The Army sergeant who admitted to gunning down 16 civilians in a 2012 rampage through two villages near his outpost in southern Afghanistan reportedly apologized Thursday, describing the massacre as an "act of cowardice."
Army Staff Sgt. Robert Bales pleaded guilty in June to more than 30 criminal charges, including 16 premeditated murder counts.
The plea spares the 39-year-old Bales the prospect of a death sentence in the killings. He now faces life in prison, but a jury of four officers and two enlisted personnel will decide whether he will have a chance at parole.FULL STORY
In her first television interview since she was freed following an alleged kidnapping this month, Hannah Anderson described herself as a survivor, and thanked those who have supported her.
"In the beginning I was a victim, but now knowing everyone out there is helping me, I consider myself a survivor instead," she told NBC News. "My mom raised me to be strong."
Bo Xilai, the former high-flying Chinese politician whose dramatic fall from grace shook the ruling Communist Party, appeared at his closely watched trial in eastern China on Thursday.
Once considered a contender for the top rungs of China's political hierarchy, Bo is now on trial on charges of bribery, corruption and abuse of power.
Chinese authorities had talked of an open trial for the former party boss of the sprawling southern metropolis of Chongqing. But journalists from the international news media weren't allowed into the courtroom in the eastern city of Jinan.FULL STORY

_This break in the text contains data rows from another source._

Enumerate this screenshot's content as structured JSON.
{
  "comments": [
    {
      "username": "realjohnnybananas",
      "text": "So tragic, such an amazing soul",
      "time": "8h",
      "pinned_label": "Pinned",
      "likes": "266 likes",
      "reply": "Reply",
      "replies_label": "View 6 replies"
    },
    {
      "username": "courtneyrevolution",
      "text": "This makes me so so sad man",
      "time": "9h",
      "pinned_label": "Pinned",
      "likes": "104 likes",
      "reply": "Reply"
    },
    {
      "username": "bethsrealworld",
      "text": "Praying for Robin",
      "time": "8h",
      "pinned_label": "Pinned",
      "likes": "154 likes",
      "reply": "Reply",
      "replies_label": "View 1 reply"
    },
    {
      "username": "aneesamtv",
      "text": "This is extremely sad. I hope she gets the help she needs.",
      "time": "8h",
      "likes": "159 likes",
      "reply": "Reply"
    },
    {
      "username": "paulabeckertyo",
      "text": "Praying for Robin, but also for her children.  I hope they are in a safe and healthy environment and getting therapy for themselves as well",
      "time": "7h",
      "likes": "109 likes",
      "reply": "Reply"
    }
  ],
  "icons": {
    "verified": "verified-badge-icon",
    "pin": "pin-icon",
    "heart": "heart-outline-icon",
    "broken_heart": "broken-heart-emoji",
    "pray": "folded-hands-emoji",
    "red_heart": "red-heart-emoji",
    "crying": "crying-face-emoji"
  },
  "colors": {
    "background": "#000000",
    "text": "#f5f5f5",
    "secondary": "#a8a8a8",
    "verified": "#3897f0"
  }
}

An Army psychiatrist defending himself against charges that he targeted soldiers in a massacre at Fort Hood argued against allowing a jury to consider lesser charges, telling the court the attack was not carried out in the heat of sudden passion.
There was "adequate provocation" for the attack because the soldiers were going to participate in "an illegal war" in Afghanistan, Maj. Nidal Hasan told a military judge considering Wednesday whether to include a lesser charge of voluntary manslaughter or unpremeditated murder in instructions to be given to the jury.

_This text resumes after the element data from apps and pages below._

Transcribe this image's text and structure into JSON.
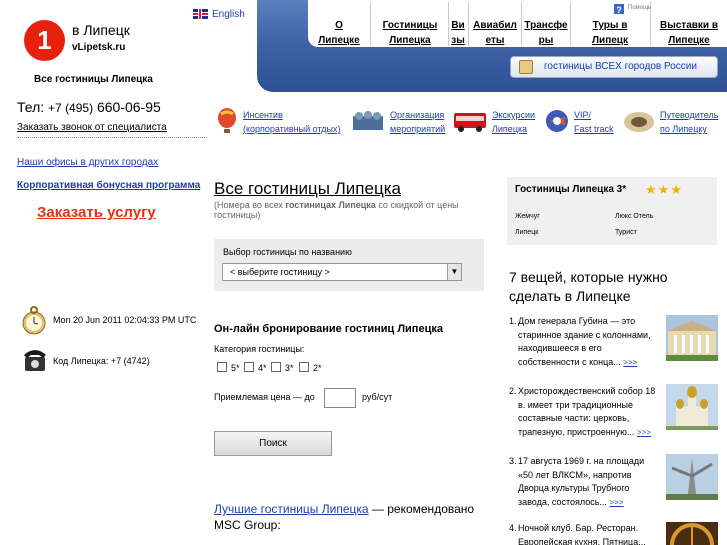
{
  "header": {
    "logo_char": "1",
    "brand": "в Липецк",
    "domain": "vLipetsk.ru",
    "all_hotels": "Все гостиницы Липецка",
    "lang": "English"
  },
  "nav": {
    "items": [
      {
        "label": "О Липецке"
      },
      {
        "label": "Гостиницы Липецка"
      },
      {
        "label": "Визы"
      },
      {
        "label": "Авиабилеты"
      },
      {
        "label": "Трансферы"
      },
      {
        "label": "Туры в Липецк"
      },
      {
        "label": "Выставки в Липецке"
      }
    ],
    "help_text": "Помощь",
    "all_cities": "гостиницы ВСЕХ городов России"
  },
  "contact": {
    "phone_label": "Тел:",
    "phone_code": "+7 (495)",
    "phone_number": "660-06-95",
    "callback": "Заказать звонок от специалиста",
    "offices": "Наши офисы в других городах",
    "bonus": "Корпоративная бонусная программа",
    "order": "Заказать услугу"
  },
  "features": [
    {
      "line1": "Инсентив",
      "line2": "(корпоративный отдых)"
    },
    {
      "line1": "Организация",
      "line2": "мероприятий"
    },
    {
      "line1": "Экскурсии",
      "line2": "Липецка"
    },
    {
      "line1": "VIP/",
      "line2": "Fast track"
    },
    {
      "line1": "Путеводитель",
      "line2": "по Липецку"
    }
  ],
  "info": {
    "time": "Mon 20 Jun 2011 02:04:33 PM UTC",
    "code": "Код Липецка: +7 (4742)"
  },
  "main": {
    "title": "Все гостиницы Липецка",
    "subtitle_pre": "(Номера во всех ",
    "subtitle_bold": "гостиницах Липецка",
    "subtitle_post": " со скидкой от цены гостиницы)",
    "select_label": "Выбор гостиницы по названию",
    "select_value": "< выберите гостиницу >",
    "online_title": "Он-лайн бронирование гостиниц Липецка",
    "category_label": "Категория гостиницы:",
    "categories": [
      "5*",
      "4*",
      "3*",
      "2*"
    ],
    "price_label": "Приемлемая цена — до",
    "price_value": "",
    "price_unit": "руб/сут",
    "search_button": "Поиск",
    "best_link": "Лучшие гостиницы Липецка",
    "best_text": " — рекомендовано MSC Group:"
  },
  "sidebar": {
    "hotels_title": "Гостиницы Липецка 3*",
    "star_rating": 3,
    "hotels": [
      "Жемчуг",
      "Люкс Отель",
      "Липецк",
      "Турист"
    ],
    "things_title": "7 вещей, которые нужно сделать в Липецке",
    "things": [
      {
        "num": "1.",
        "text": "Дом генерала Губина — это старинное здание с колоннами, находившееся в его собственности с конца...",
        "more": ">>>"
      },
      {
        "num": "2.",
        "text": "Христорождественский собор 18 в. имеет три традиционные составные части: церковь, трапезную, пристроенную...",
        "more": ">>>"
      },
      {
        "num": "3.",
        "text": "17 августа 1969 г. на площади «50 лет ВЛКСМ», напротив Дворца культуры Трубного завода, состоялось...",
        "more": ">>>"
      },
      {
        "num": "4.",
        "text": "Ночной клуб. Бар. Ресторан. Европейская кухня. Пятница...",
        "more": ""
      }
    ]
  }
}
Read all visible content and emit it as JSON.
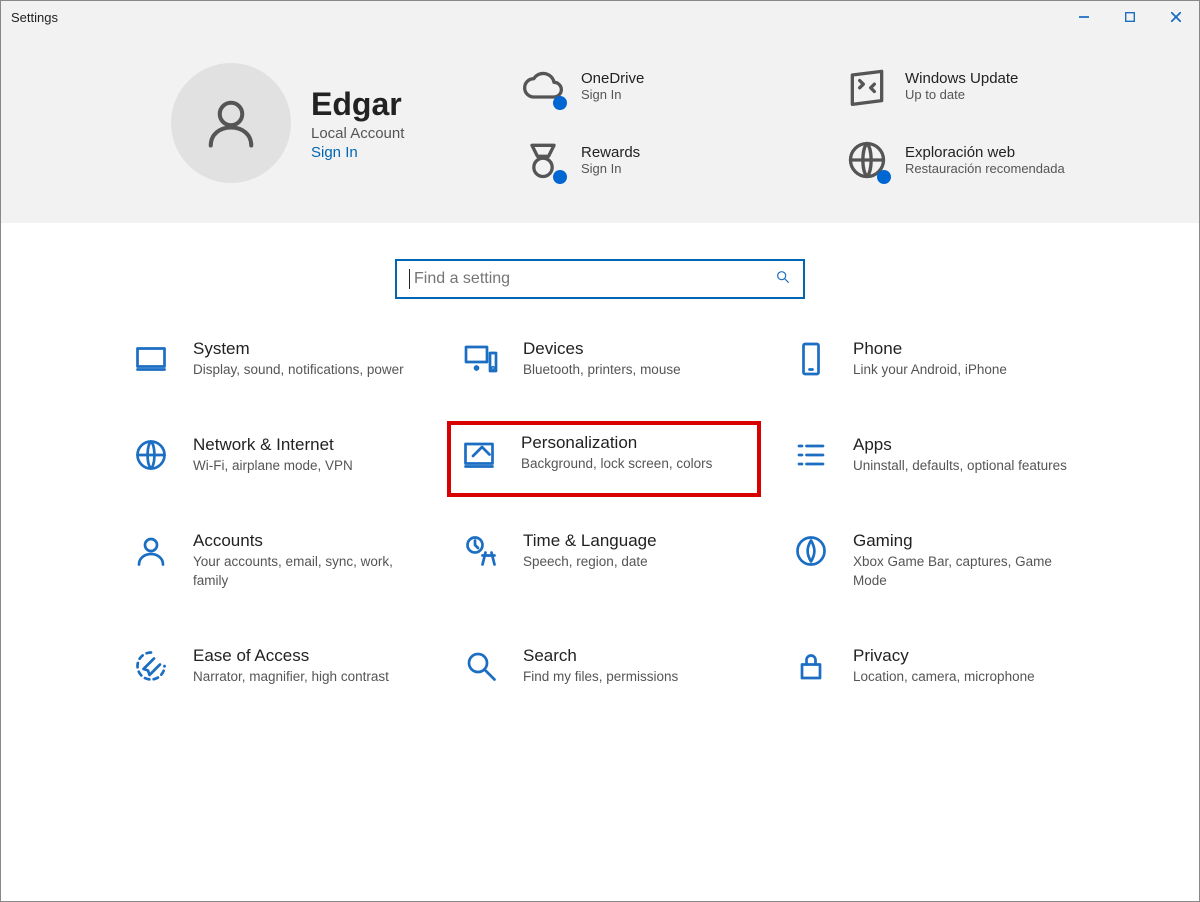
{
  "window": {
    "title": "Settings"
  },
  "account": {
    "name": "Edgar",
    "type": "Local Account",
    "signin": "Sign In"
  },
  "status": {
    "onedrive": {
      "title": "OneDrive",
      "sub": "Sign In"
    },
    "update": {
      "title": "Windows Update",
      "sub": "Up to date"
    },
    "rewards": {
      "title": "Rewards",
      "sub": "Sign In"
    },
    "web": {
      "title": "Exploración web",
      "sub": "Restauración recomendada"
    }
  },
  "search": {
    "placeholder": "Find a setting"
  },
  "tiles": {
    "system": {
      "title": "System",
      "sub": "Display, sound, notifications, power"
    },
    "devices": {
      "title": "Devices",
      "sub": "Bluetooth, printers, mouse"
    },
    "phone": {
      "title": "Phone",
      "sub": "Link your Android, iPhone"
    },
    "network": {
      "title": "Network & Internet",
      "sub": "Wi-Fi, airplane mode, VPN"
    },
    "personal": {
      "title": "Personalization",
      "sub": "Background, lock screen, colors"
    },
    "apps": {
      "title": "Apps",
      "sub": "Uninstall, defaults, optional features"
    },
    "accounts": {
      "title": "Accounts",
      "sub": "Your accounts, email, sync, work, family"
    },
    "time": {
      "title": "Time & Language",
      "sub": "Speech, region, date"
    },
    "gaming": {
      "title": "Gaming",
      "sub": "Xbox Game Bar, captures, Game Mode"
    },
    "ease": {
      "title": "Ease of Access",
      "sub": "Narrator, magnifier, high contrast"
    },
    "search": {
      "title": "Search",
      "sub": "Find my files, permissions"
    },
    "privacy": {
      "title": "Privacy",
      "sub": "Location, camera, microphone"
    }
  },
  "colors": {
    "accent": "#0066b4",
    "highlight": "#d90000"
  }
}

The instructions are scheduled to be delivered to the jury Thursday morning before closing arguments begin. The case will then be handed to the jury of 13 officers, who will determine whether Hasan is guilty of 13 counts of premeditated murder and 32 counts of premeditated attempted murder in connection with the November 5, 2009, attack.FULL STORY